Print the data exactly. Omit the pictures.

___ Supplied data

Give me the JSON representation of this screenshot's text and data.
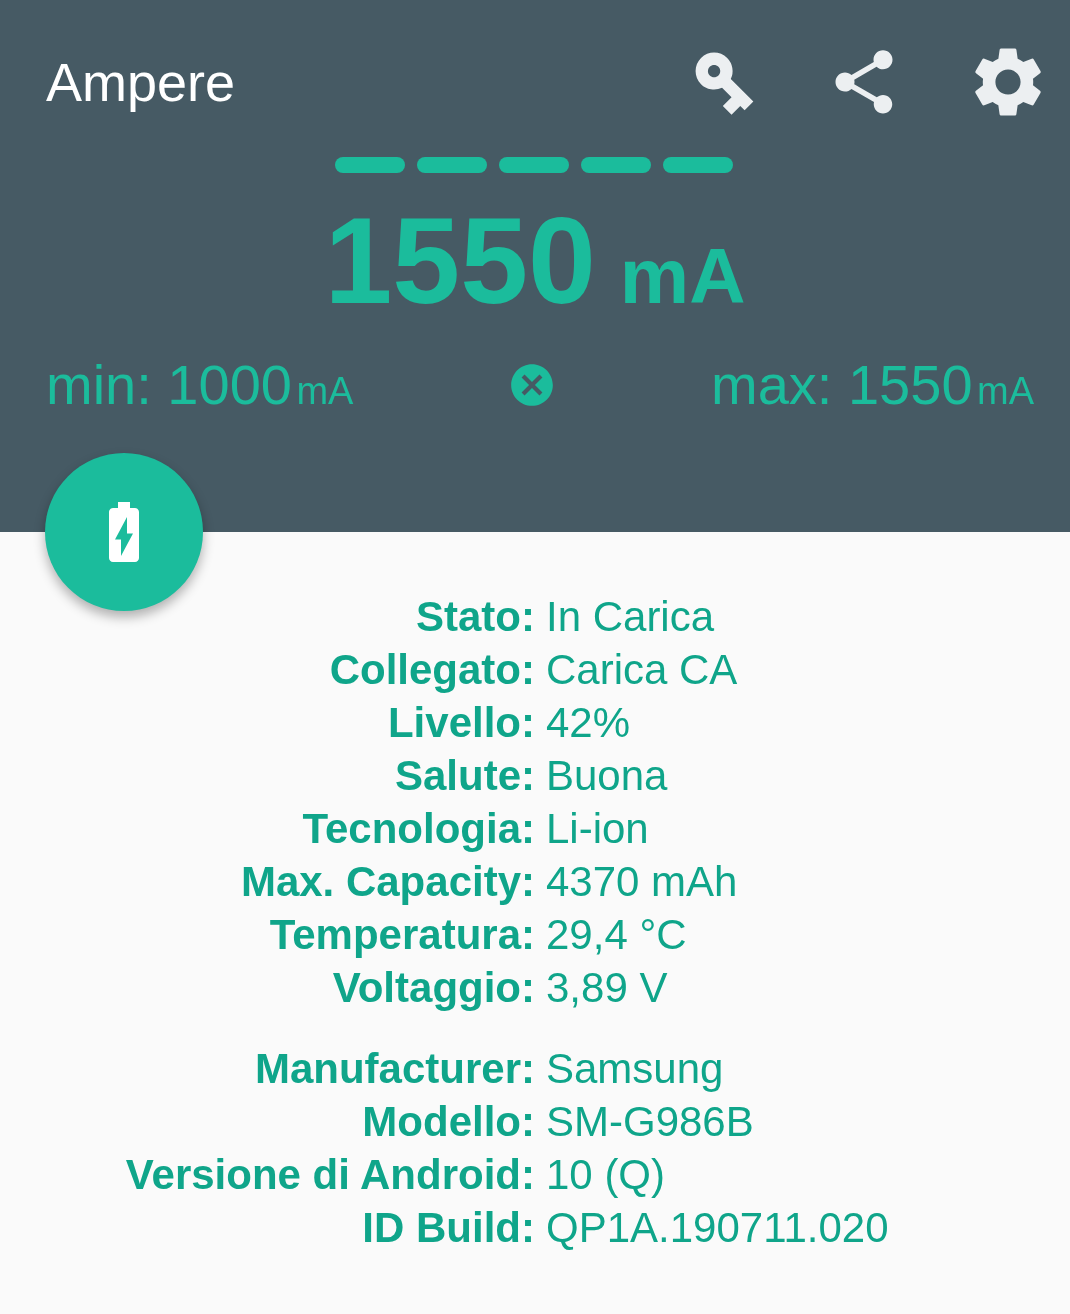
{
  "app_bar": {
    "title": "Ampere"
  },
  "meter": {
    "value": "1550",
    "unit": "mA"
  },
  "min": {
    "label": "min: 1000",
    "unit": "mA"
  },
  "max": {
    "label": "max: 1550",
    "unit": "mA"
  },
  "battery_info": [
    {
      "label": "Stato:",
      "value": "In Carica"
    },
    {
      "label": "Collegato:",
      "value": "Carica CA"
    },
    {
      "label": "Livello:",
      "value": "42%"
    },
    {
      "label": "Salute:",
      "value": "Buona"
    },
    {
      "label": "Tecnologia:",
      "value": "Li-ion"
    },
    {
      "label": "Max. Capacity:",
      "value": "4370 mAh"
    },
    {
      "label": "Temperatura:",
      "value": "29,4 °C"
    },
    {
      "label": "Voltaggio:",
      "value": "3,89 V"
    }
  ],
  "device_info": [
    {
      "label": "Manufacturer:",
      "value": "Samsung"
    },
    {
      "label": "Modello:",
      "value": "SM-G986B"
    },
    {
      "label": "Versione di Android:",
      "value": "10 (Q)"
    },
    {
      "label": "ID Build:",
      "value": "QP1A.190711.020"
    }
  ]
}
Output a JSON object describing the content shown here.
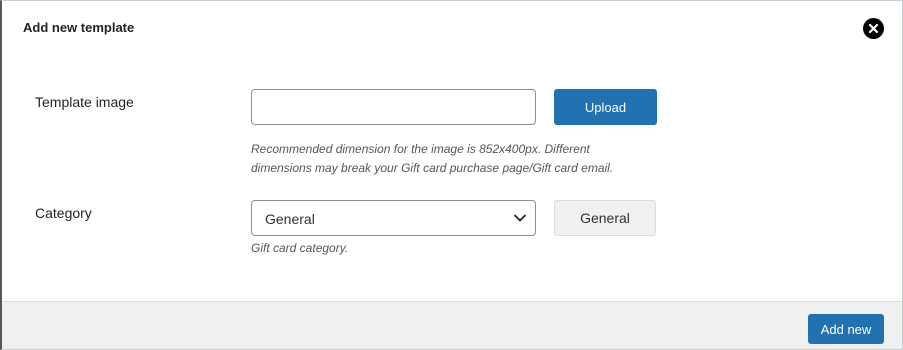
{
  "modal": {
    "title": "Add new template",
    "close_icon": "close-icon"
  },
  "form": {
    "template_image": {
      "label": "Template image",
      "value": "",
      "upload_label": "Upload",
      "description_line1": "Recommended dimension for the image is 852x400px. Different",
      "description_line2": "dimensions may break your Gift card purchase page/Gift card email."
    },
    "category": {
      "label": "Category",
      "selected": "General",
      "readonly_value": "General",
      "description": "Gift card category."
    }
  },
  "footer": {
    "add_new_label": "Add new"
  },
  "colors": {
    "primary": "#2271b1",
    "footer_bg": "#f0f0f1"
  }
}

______

— Task solution —
Give me the JSON representation of this screenshot's text and data.
{
  "app_bar": {
    "title": "Ampere"
  },
  "meter": {
    "value": "1550",
    "unit": "mA"
  },
  "min": {
    "label": "min: 1000",
    "unit": "mA"
  },
  "max": {
    "label": "max: 1550",
    "unit": "mA"
  },
  "battery_info": [
    {
      "label": "Stato:",
      "value": "In Carica"
    },
    {
      "label": "Collegato:",
      "value": "Carica CA"
    },
    {
      "label": "Livello:",
      "value": "42%"
    },
    {
      "label": "Salute:",
      "value": "Buona"
    },
    {
      "label": "Tecnologia:",
      "value": "Li-ion"
    },
    {
      "label": "Max. Capacity:",
      "value": "4370 mAh"
    },
    {
      "label": "Temperatura:",
      "value": "29,4 °C"
    },
    {
      "label": "Voltaggio:",
      "value": "3,89 V"
    }
  ],
  "device_info": [
    {
      "label": "Manufacturer:",
      "value": "Samsung"
    },
    {
      "label": "Modello:",
      "value": "SM-G986B"
    },
    {
      "label": "Versione di Android:",
      "value": "10 (Q)"
    },
    {
      "label": "ID Build:",
      "value": "QP1A.190711.020"
    }
  ]
}
Output a JSON object describing the content shown here.
{
  "modal": {
    "title": "Add new template",
    "close_icon": "close-icon"
  },
  "form": {
    "template_image": {
      "label": "Template image",
      "value": "",
      "upload_label": "Upload",
      "description_line1": "Recommended dimension for the image is 852x400px. Different",
      "description_line2": "dimensions may break your Gift card purchase page/Gift card email."
    },
    "category": {
      "label": "Category",
      "selected": "General",
      "readonly_value": "General",
      "description": "Gift card category."
    }
  },
  "footer": {
    "add_new_label": "Add new"
  },
  "colors": {
    "primary": "#2271b1",
    "footer_bg": "#f0f0f1"
  }
}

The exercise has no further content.